↓

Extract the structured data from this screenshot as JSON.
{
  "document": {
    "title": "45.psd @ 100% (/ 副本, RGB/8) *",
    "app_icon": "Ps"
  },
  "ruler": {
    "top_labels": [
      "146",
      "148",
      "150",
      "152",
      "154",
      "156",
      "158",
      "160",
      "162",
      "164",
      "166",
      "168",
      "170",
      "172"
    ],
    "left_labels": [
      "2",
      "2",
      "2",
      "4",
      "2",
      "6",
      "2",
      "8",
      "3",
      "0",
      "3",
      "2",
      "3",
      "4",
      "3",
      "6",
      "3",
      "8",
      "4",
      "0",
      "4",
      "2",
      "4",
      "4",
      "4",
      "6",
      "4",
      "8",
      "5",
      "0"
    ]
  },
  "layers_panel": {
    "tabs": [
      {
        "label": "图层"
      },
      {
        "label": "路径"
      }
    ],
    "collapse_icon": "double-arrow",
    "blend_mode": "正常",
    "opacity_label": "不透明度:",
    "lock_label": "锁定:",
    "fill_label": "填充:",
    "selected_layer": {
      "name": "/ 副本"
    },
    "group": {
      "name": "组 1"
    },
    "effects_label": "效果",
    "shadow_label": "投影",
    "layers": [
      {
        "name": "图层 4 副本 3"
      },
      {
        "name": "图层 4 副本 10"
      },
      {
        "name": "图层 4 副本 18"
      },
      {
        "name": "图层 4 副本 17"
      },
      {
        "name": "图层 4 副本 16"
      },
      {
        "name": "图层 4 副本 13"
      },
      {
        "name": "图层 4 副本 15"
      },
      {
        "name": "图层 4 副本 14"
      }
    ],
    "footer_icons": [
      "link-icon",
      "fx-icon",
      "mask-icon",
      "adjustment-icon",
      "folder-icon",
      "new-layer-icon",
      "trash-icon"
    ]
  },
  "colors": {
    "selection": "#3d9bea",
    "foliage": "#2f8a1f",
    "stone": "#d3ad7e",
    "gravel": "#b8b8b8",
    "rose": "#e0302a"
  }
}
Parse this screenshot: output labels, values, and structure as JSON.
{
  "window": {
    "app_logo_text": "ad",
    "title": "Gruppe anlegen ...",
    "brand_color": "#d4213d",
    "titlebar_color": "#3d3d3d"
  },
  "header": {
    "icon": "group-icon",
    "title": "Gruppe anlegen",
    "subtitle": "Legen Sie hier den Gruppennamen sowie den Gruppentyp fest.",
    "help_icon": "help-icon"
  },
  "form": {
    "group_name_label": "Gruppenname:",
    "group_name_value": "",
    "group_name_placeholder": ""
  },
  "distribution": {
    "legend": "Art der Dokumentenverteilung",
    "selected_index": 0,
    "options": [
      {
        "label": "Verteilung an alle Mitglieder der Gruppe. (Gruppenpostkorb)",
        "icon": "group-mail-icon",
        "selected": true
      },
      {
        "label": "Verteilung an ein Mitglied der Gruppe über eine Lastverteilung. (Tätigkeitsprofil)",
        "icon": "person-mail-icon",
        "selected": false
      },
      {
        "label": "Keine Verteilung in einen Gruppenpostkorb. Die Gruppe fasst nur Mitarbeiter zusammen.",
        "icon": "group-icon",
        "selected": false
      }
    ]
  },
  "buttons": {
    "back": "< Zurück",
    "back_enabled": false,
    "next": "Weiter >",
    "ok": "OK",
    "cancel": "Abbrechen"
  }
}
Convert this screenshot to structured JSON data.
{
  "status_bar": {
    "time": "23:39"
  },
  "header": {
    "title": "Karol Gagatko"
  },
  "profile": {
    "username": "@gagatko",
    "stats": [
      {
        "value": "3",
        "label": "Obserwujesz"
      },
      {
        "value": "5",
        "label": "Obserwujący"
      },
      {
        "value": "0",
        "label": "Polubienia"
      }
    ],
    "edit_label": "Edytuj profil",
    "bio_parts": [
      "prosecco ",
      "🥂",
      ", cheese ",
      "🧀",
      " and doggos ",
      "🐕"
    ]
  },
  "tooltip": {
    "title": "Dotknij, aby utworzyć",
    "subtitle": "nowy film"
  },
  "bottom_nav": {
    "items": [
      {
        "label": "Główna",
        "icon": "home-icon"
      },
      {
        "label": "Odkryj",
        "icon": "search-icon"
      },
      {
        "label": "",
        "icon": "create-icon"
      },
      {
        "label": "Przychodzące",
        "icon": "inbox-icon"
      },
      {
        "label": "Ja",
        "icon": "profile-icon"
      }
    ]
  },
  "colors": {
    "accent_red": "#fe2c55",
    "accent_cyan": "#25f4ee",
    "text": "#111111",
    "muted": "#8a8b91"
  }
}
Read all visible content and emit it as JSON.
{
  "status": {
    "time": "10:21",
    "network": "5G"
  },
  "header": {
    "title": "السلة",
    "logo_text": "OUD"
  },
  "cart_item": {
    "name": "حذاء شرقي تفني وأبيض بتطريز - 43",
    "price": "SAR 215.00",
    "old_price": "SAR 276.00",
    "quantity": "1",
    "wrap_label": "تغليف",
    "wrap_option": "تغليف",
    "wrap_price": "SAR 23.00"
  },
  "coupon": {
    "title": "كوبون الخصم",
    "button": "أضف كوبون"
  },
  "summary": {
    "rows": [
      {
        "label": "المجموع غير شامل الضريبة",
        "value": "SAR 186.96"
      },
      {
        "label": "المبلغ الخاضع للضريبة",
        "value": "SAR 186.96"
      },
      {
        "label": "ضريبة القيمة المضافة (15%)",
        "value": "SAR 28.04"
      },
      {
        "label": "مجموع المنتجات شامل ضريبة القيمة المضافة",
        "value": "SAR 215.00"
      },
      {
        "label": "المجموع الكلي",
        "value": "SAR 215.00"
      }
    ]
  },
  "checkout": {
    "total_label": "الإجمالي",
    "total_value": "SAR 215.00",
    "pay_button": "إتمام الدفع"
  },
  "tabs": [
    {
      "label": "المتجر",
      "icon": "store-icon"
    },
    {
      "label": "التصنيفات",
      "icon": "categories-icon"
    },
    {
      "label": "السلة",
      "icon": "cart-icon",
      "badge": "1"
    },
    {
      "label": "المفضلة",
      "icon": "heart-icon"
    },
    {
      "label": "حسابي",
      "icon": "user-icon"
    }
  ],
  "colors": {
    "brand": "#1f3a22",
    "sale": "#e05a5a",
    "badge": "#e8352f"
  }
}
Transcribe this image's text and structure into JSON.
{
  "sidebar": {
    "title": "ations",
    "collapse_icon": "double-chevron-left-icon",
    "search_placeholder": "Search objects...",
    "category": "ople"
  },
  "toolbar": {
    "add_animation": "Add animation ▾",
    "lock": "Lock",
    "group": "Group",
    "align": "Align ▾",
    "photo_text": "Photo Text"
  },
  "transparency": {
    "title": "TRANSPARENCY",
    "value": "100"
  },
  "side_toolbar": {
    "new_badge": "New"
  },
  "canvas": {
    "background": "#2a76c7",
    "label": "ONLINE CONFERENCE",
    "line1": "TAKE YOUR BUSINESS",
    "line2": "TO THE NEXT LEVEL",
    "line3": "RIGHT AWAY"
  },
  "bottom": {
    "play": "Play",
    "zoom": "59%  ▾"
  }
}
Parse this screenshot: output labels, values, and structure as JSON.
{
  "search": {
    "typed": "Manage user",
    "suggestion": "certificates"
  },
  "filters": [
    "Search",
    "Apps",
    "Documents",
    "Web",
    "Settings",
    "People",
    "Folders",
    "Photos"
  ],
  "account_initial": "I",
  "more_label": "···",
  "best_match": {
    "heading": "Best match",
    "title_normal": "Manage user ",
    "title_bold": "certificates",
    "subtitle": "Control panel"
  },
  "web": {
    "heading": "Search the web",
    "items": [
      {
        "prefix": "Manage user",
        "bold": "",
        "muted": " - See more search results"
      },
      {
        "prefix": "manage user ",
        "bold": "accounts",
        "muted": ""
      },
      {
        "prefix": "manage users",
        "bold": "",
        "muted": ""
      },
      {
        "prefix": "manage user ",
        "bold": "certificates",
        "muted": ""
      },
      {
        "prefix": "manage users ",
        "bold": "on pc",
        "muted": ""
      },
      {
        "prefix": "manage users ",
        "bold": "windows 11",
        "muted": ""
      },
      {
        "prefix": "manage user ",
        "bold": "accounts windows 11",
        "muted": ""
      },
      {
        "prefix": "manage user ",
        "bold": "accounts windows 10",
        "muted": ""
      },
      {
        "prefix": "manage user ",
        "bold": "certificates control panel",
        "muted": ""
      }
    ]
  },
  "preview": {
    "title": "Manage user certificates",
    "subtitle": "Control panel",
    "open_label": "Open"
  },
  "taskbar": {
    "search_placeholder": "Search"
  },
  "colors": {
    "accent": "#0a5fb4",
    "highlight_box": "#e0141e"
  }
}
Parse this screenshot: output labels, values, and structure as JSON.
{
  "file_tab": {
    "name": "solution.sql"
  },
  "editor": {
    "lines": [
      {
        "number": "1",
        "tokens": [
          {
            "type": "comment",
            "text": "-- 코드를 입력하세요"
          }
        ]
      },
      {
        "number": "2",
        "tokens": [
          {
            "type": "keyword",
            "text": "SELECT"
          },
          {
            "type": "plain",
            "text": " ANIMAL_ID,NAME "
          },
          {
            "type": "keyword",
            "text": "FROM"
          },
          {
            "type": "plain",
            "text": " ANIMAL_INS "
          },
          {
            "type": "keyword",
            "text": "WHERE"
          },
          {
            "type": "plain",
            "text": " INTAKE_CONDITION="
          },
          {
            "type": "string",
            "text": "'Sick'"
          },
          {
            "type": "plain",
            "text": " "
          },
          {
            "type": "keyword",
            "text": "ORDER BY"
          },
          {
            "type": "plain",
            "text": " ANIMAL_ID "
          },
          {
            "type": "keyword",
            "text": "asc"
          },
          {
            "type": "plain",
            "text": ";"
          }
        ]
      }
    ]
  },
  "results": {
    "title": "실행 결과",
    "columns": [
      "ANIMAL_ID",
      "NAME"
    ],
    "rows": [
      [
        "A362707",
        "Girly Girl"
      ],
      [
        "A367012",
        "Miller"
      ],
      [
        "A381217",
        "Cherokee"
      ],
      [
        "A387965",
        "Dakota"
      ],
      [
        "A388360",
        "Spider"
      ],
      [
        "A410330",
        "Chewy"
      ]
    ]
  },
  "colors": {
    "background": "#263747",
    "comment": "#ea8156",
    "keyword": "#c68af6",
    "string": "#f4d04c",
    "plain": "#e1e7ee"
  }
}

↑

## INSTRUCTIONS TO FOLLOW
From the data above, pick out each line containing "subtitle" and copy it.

## RESPONSE FOR THIS EXERCISE
    "subtitle": "Legen Sie hier den Gruppennamen sowie den Gruppentyp fest.",
    "subtitle": "nowy film"
    "subtitle": "Control panel"
    "subtitle": "Control panel",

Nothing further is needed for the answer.